While 55% of those borrowers are white, CNN points down that the demographic teams which can be almost certainly to just simply just take down a quick payday loan consist of African-Americans, people earning lower than $40,000 each year, divorcees, and folks without four-year university levels. For states without having a ban in the practice, businesses establish storefronts in areas whose populations fit these explanations, preying in the most susceptible, minimum economically educated customers.
In states with a ban on real storefronts for the practice, online pay day loans are thriving, frequently holding even greater costs and interest levels than their mortar and brick counterparts. No matter what supply, most of these loans vow fast cash with no credit checks, and a bi weekly payment screen, which appears fairly painless, until clients find that the loans have now been continously renewed and associated interest that is high and costs are now being immediately withdrawn from their bank records.

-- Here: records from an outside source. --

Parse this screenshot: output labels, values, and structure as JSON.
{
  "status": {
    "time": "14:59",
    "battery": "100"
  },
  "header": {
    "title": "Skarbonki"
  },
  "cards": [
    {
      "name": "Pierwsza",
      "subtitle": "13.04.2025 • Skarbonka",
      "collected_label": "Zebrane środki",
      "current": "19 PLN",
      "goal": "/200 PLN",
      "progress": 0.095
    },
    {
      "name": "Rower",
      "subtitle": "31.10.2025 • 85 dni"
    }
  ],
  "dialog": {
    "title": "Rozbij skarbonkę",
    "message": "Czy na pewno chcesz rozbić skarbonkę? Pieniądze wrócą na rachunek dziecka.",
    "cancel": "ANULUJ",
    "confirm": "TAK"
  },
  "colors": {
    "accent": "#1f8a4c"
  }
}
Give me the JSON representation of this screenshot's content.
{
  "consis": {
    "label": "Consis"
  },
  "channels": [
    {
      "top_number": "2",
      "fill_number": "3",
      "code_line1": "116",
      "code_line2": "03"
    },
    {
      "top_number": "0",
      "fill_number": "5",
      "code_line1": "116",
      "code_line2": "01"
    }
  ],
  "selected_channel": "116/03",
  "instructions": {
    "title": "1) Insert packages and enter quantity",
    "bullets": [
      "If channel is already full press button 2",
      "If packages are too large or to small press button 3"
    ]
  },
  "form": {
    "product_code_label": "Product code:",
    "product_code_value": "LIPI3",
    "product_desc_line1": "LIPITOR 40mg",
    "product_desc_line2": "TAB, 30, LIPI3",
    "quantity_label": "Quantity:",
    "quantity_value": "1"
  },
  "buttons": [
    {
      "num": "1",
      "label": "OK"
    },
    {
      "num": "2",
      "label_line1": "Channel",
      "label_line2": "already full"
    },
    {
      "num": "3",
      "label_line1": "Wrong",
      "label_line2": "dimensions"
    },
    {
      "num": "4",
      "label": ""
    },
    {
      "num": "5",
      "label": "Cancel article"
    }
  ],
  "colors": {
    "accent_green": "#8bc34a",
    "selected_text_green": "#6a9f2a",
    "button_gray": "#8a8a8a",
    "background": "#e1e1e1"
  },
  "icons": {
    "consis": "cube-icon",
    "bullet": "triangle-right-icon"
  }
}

This is the way the big banks get included.
They don’t really originate the loans, but do enable loan providers to automatically withdraw payments from borrowersвЂ™ bank accounts, even yet in states where in actuality the loans are prohibited totally. Relating to Josh Zinner, customer advocate and co-director associated with the Neighborhood Economic developing Advocacy Project quoted when you look at the nyc instances, вЂњWithout the help of the banking institutions in processing and giving funds that are electronic these loan providers just couldnвЂ™t run.
Also borrowers that will https://approved-cash.com/payday-loans-co/pueblo/ repay frequently discover that their supposedly safe banking institutions have actually authorized the cash advance businesses to restore the mortgage and carry on withdrawls, even with the clients have canceled them. The latest York circumstances notes that clients must contact the internet loan provider at the very least three times prior to the loan withdrawal that is next. Otherwise, the financial institution immediately renews the loans at the least month-to-month and withdraws just the interest owed, despite the fact that, under federal legislation, clients are allowed to stop authorized withdrawals from their account.
Subrina Baptiste and Ivy Brodsky, two ladies interviewed in the changing times article with this practice, attempted times that are multiple shut their reports.
Baptiste received two loans from online payday services with interest levels of over 500%. Not just do these interest that is high violate ny State legislation, but once Baptiste asked Chase to quit the re re payments, she had been told to make contact with the financial institution. The account had been finally closed 90 days before she incurred extensive fees after she asked to stop the withdrawls, though not. Brodsky additionally utilized an on-line loan provider, and attempted to shut her account in March 2012. It was kept by the bank available for 2 more months, very long sufficient to rack up overdraft fees along with other charges.
Pew unearthed that there was support that is also intense more legislation; borrowers favor it with a 3 to at least one margin. But protection that is further the training, as well as in specific through the major bank’s collaboration, might have to come during the state degree. The occasions records that Minnesota’s Attorney General has recently settled with one business, and Illinois is beginning an investigation that is similar. The battle to modify this industry is supposed to be a long one, partly due to various laws and regulations in various states, but additionally because, as Arkansas’s Attorney General tips away, it is difficult to fight online companies with out a real house.
At exactly the same time, the internet Lenders Alliance is lobbying for legislation that could produce a charter for your industry. It stays to be noticed just how much congressional help there is certainly for this kind of bill, or whether, even it passes, whether legislation means more energy for regulators, or providing legitimacy to something that fifteen states are determined should not occur within the place that is first.